### What the task requires
Copy every record word for word.

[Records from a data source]

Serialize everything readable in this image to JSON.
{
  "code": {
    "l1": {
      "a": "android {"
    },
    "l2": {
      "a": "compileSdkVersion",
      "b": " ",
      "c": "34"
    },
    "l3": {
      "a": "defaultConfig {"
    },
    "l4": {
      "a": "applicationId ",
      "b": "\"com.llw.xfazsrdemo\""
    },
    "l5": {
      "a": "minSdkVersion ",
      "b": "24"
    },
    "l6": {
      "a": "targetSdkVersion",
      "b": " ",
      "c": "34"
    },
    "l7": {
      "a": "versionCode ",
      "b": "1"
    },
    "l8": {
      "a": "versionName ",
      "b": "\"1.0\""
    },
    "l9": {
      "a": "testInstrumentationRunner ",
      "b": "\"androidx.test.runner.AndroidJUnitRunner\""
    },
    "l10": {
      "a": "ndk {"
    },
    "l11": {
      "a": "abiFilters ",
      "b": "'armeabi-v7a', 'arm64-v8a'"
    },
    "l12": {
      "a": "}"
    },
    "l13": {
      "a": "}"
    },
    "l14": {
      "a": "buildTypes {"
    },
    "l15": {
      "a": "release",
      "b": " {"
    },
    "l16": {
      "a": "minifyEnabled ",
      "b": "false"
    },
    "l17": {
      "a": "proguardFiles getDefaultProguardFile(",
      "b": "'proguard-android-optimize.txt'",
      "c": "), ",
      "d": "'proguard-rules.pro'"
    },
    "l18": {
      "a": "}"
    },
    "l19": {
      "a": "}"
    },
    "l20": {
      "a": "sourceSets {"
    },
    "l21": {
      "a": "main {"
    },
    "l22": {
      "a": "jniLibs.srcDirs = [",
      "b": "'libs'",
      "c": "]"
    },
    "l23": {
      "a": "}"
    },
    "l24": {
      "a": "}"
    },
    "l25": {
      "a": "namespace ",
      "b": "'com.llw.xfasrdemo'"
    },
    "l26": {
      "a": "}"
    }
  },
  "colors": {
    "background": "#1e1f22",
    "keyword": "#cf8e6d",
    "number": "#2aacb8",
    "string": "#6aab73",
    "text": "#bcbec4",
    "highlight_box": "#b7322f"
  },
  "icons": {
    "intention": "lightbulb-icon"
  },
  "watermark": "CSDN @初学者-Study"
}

### Expected answer
Serialize everything readable in this image to JSON.
{
  "code": {
    "l1": {
      "a": "android {"
    },
    "l2": {
      "a": "compileSdkVersion",
      "b": " ",
      "c": "34"
    },
    "l3": {
      "a": "defaultConfig {"
    },
    "l4": {
      "a": "applicationId ",
      "b": "\"com.llw.xfazsrdemo\""
    },
    "l5": {
      "a": "minSdkVersion ",
      "b": "24"
    },
    "l6": {
      "a": "targetSdkVersion",
      "b": " ",
      "c": "34"
    },
    "l7": {
      "a": "versionCode ",
      "b": "1"
    },
    "l8": {
      "a": "versionName ",
      "b": "\"1.0\""
    },
    "l9": {
      "a": "testInstrumentationRunner ",
      "b": "\"androidx.test.runner.AndroidJUnitRunner\""
    },
    "l10": {
      "a": "ndk {"
    },
    "l11": {
      "a": "abiFilters ",
      "b": "'armeabi-v7a', 'arm64-v8a'"
    },
    "l12": {
      "a": "}"
    },
    "l13": {
      "a": "}"
    },
    "l14": {
      "a": "buildTypes {"
    },
    "l15": {
      "a": "release",
      "b": " {"
    },
    "l16": {
      "a": "minifyEnabled ",
      "b": "false"
    },
    "l17": {
      "a": "proguardFiles getDefaultProguardFile(",
      "b": "'proguard-android-optimize.txt'",
      "c": "), ",
      "d": "'proguard-rules.pro'"
    },
    "l18": {
      "a": "}"
    },
    "l19": {
      "a": "}"
    },
    "l20": {
      "a": "sourceSets {"
    },
    "l21": {
      "a": "main {"
    },
    "l22": {
      "a": "jniLibs.srcDirs = [",
      "b": "'libs'",
      "c": "]"
    },
    "l23": {
      "a": "}"
    },
    "l24": {
      "a": "}"
    },
    "l25": {
      "a": "namespace ",
      "b": "'com.llw.xfasrdemo'"
    },
    "l26": {
      "a": "}"
    }
  },
  "colors": {
    "background": "#1e1f22",
    "keyword": "#cf8e6d",
    "number": "#2aacb8",
    "string": "#6aab73",
    "text": "#bcbec4",
    "highlight_box": "#b7322f"
  },
  "icons": {
    "intention": "lightbulb-icon"
  },
  "watermark": "CSDN @初学者-Study"
}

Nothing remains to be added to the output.